Nat'l Industrial Conf. Bd. reports cost of living in Apr. 1931 was 4.8% below Dec. 1930, and 11.8% below the base year of 1923. Present decline was not as great as in the 1920 depression, though public is inclined to overestimate the decline due to drastic price cuts in many individual lines.
Fisher's wholesale commodity index rose for the second consecutive week for the first time in 1931, to 70.3 vs. 70.0 prev. week.
Amer. Farm Bureau Fed. says will oppose rail rate increase after learning rails don't plan to exempt agricultural products.
Improved sentiment following the Hoover plan was reflected dramatically in the cotton goods market, which had sales in the past week among the highest in history; total volume may have run over 100M yards; this was a sharp reversal from the buyer's market prevailing a little over a week ago.
Youngstown district steel production will remain at 41% this week.
Free Press reports Canadian crop conditions in most critical state, current conditions "worst known to the Free Press' observer in 44 years experience."
Offering of Taiwan Electric Power Co. bonds marks the "first long-term foreign loan of note in this market in about a year." However, the issue has the advantage of being backed by a strong company and also guaranteed by the Japanese govt.; opinion was divided whether this would mark the opening of a much-desired revival of foreign financing; bankers feel process of revival will be slow.
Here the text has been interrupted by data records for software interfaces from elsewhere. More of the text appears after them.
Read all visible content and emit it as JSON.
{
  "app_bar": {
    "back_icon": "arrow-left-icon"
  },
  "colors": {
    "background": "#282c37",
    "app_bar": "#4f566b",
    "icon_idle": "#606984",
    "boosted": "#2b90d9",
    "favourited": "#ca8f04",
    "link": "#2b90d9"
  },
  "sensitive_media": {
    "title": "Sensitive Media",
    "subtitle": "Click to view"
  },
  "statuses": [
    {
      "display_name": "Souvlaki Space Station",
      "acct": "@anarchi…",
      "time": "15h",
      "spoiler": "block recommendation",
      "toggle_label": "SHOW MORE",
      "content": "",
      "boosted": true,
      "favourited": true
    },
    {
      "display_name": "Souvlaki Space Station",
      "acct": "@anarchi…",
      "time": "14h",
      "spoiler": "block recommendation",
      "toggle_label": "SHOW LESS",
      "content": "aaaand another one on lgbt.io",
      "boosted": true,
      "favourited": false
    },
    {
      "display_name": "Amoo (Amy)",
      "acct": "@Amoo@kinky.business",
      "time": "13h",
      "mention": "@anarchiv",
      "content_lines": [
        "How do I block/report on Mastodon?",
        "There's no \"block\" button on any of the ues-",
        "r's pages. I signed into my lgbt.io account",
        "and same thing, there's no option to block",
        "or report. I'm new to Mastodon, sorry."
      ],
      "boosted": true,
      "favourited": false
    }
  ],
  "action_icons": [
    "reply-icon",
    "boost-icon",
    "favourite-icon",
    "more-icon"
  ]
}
British House of Commons increased govt. borrowing limit for unemployment fund by 25M pounds sterling to 115M; fund would have run out within two weeks.
Canada will postpone 15 cent duty on US magazines "to determine what magazines shall be exempted as religious, scientific and educational" [Note: I guess my Atheist Superstitious Know-Nothing Monthly is out of luck.]
Australian budget for coming year will raise sales tax from 2 1/2% to 5%.
NY Transit Commission reports 1930 total of 3.325B passengers carried on NY City subway, elevated, street railway and bus lines and Hudson tubes, down 30.7M from 1929.
North Pacific whalers will not operate this year due to current low price of whale oil, attributed to competition from Norwegian whalers and large surplus.
"If the 'kitties' of the gambling tables are any criterion, prosperity must be just around the corner." After two poor years, the board of the Society of Sea Baths at Monte Carlo "almost gloated in reporting to stockholders that since April 1 the profits of the green tables have been 5M francs more than during 1930."
J. Wilson, IBM VP, reports Asian sales in first half 1931 considerably ahead of 1930. Says US business equipment, cars and machinery now dominates Asian markets, and still sees practically unlimited field for expansion there; Japan gradually securing some Chinese markets, mainly by adopting US business methods.
Sales and earnings of Century Ribbon Mills are up substantially over 1930, as ribbons return to style for women's wear for the first time in 5 years.
Company earnings reports: Archer-Daniels-Midland 9 mos. ending May $0.65/share vs. $1.74; Bangor & Aroostook RR 5 mos. ending May $5.84 vs. $8.50; Wesson Oil 9 mos. ending May $1.50 vs. $1.73; International Shoe 6 mos. ending May $1.12 vs. $1.75; Century Ribbon Mills first half about $0.60 vs. $0.08.
Companies reporting decent earnings: Canadian Hydro-Electric Ltd.
Prosecutor - Have you any occupation? Youth - No. Prosecutor - Don't you do work of any kind? Youth - Nope. Prosecutor - What does your father do? Youth - Nothin' much. Prosecutor - Doesn't he do anything to support the family? Youth - Odd jobs once in a while. Prosecutor - As a matter of fact, isn't your father a worthless fellow, a deadbeat and a loafer? Youth - I don't know. You better ask him - he's sitting over there on the jury.